# [What is required]
In the records below, find each line containing the word "JSON" and copy it.

[Data about app and page elements]
--------------------

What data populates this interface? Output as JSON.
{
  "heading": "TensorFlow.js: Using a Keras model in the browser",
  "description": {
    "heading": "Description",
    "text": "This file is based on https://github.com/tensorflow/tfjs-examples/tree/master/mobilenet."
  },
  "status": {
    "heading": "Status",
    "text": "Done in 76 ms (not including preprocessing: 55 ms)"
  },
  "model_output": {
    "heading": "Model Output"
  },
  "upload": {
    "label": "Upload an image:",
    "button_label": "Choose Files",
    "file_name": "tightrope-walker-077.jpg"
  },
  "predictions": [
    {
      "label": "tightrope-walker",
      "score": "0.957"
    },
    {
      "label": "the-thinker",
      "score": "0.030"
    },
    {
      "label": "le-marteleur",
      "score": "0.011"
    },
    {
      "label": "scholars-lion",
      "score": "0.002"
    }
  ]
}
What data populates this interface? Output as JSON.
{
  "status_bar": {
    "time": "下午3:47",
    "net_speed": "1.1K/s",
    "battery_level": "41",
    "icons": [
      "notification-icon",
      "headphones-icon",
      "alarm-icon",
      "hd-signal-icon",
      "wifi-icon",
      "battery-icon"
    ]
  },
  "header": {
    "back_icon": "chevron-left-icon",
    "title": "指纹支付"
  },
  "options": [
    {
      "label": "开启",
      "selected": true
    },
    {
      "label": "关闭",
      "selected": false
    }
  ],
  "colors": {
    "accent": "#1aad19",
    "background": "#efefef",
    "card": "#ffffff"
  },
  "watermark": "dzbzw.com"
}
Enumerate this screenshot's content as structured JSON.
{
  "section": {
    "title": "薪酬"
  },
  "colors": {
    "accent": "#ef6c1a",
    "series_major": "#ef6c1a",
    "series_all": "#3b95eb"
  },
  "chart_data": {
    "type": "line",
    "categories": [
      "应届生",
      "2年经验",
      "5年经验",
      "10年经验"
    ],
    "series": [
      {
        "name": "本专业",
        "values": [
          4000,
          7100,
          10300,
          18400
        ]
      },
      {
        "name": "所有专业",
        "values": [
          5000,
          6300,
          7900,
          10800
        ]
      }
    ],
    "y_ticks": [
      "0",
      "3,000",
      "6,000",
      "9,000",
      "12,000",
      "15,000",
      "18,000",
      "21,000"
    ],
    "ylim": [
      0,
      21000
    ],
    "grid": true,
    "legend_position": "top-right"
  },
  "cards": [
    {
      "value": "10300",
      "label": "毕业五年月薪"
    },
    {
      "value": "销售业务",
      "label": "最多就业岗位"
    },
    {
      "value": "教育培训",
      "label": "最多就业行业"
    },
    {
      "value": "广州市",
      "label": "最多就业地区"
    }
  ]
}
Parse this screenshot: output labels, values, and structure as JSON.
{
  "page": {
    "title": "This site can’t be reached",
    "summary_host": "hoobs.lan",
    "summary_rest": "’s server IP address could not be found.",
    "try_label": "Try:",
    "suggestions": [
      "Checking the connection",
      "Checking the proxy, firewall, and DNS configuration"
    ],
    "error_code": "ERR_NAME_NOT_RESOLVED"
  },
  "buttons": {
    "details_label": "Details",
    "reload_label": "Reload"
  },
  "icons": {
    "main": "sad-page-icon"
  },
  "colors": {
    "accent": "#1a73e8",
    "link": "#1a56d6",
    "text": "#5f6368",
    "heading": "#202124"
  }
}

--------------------

# [Result]
What data populates this interface? Output as JSON.
What data populates this interface? Output as JSON.
Enumerate this screenshot's content as structured JSON.
Parse this screenshot: output labels, values, and structure as JSON.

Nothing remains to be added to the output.